- Alveolar proteinoses, differential diagnosis
- Arterial-Tortuosity syndrome, differential diagnosis
- Birt-Hogg-Dubé syndrome, differential diagnosis
- Bronchiectases, differential diagnosis
- Cystic fibrosis - full sequence
- Cystic fibrosis, most frequent mutations
- Cystische Fibrose, Differentialdiagnose
- Hereditary fibrosing poikiloderma-tendon contractures-myopathy-pulmonary fibrosis syndrome, differential diagnosis
- Hermansky-Pudlak syndrome, differential diagnosis
- Heterotaxy - Situs inversus, differential diagnosis
- Hypertension, pulmonary; differential diagnosis
- Hypoventilation syndrome, central; differential diagnosis
- Kartagener syndrome/primary ciliary dyskinesia, differential diagnosis
- Lung cancer (NSCLC; susceptibility + protection)
- Lung cancer (SCLC; susceptibility + protection)
- Lung cancer, Adeno-Ca: susceptibility + protection
- Lupus [erythematosus], "monogenic"; differential diagnosis
- Lupus erythematodes Suszeptibilität
- Lysinuric protein intolerance, differential diagnosis
- Morbus Niemann-Pick, type C; differential diagnosis
- Myhre syndrome, differential diagnosis
- Perry syndrome, differential diagnosis
- Pleuropulmonary blastoma
- Plötzlicher Tod (<40 Jahren), Differentialdiagnose
- Pneumothorax, familial; differential diagnosis
- Pulmonal surfactant protein anomaly, differential diagnosis
- Pulmonary fibrosis, idiopathic familial; differential diagnosis
- Pulmonary veno-occlusive disorder 1+2, differential diagnosis
- Smith-Lemli-Opitz syndrome
- Smith-Lemli-Opitz syndrome, differential diagnosis
- Stüve-Wiedemann syndrome
Notes on the clinical area
Here you will find the disease-related gene panels available for the clinical area specified above.
If you cannot find the disease you are looking for, please use a known synonym in the search (also in English).
The hereditary causes of pulmonological diseases are clarified by means of molecular genetic diagnostics. The aim here is to detect deviations from the reference genome ("wild type") and then, if necessary, to differentiate between neutral variants and pathogenic mutations that are important for the physiological development and undisturbed functioning of the nervous system. The inheritance patterns of pulmogenetic diseases are the basis of genetic counselling for patients, persons at risk and affected families.
Over the past 30 years, several genes have been characterized which cause genetic lung diseases or contribute to the development of a wide variety of conditions. Current results of genetic research have a direct impact on the diagnostic procedure in the laboratory and genetic counselling. For example, mutations in independent genes on different chromosomes can cause clinically indistinguishable forms of disease.
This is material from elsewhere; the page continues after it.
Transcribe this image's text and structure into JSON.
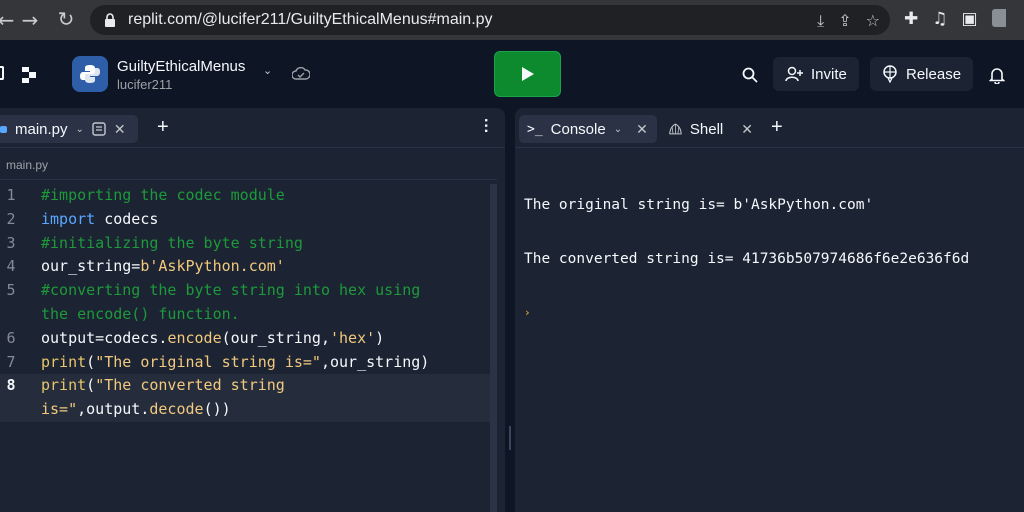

On the other hand, different mutations in one and the same gene, which codes for a protein, lead to clinically apparently separate disease entities.
Formal genetics and etiology
Formal genetically and etiologically the following groups of pulmogenetic diseases can be distinguished:
- monogenic diseases (autosomal or X-chromosomal inheritance)
- mitochondrial diseases (maternal or autosomal inheritance)
- multifactorial diseases (interaction of several to many genes plus environmental factors)
Congenital malformations of the lungs and bronchi often appear sporadically - is there a genetic (co-)cause? Several bronchopulmonary diseases are proven to be based on genetic changes and lead to disorders in the proteins that build up the lungs and bronchi. DNA diagnostics therefore often involves a step-by-step procedure in which the most frequent mutations are first tested before the very rare genetic causes are also identified in parallel approaches using expanded and cost-intensive panel procedures. Mutations found or all variants with unclear significance (VUS) are verified by DNA sequence analysis using the Sanger technique. Some groups of diseases are listed below.
Genetically (co-)determined lung diseases
Malignant neoplasms of the bronchial tubes or lungs are among the most common forms of cancer in both sexes today. The most important risk factor is smoking. Small cell (SCLC) can be distinguished from non-small cell lung carcinomas (NSCLC). For both forms of SCLC and NSCLC, panels are available for susceptibility genes as well as for analyses of somatic mutations and/or protective gene variations. For diagnostic questions the individual gene panels can be used separately or in combination. For monogenic lung diseases such as alveolar proteinosis, familial idiopathic fibrosis, pulmonary blastoma, pulmonary veno-occlusive disease and pulmonary hypertension etc., single gene diagnostics or, in case of genetic heterogeneity, extensive panels are offered as required.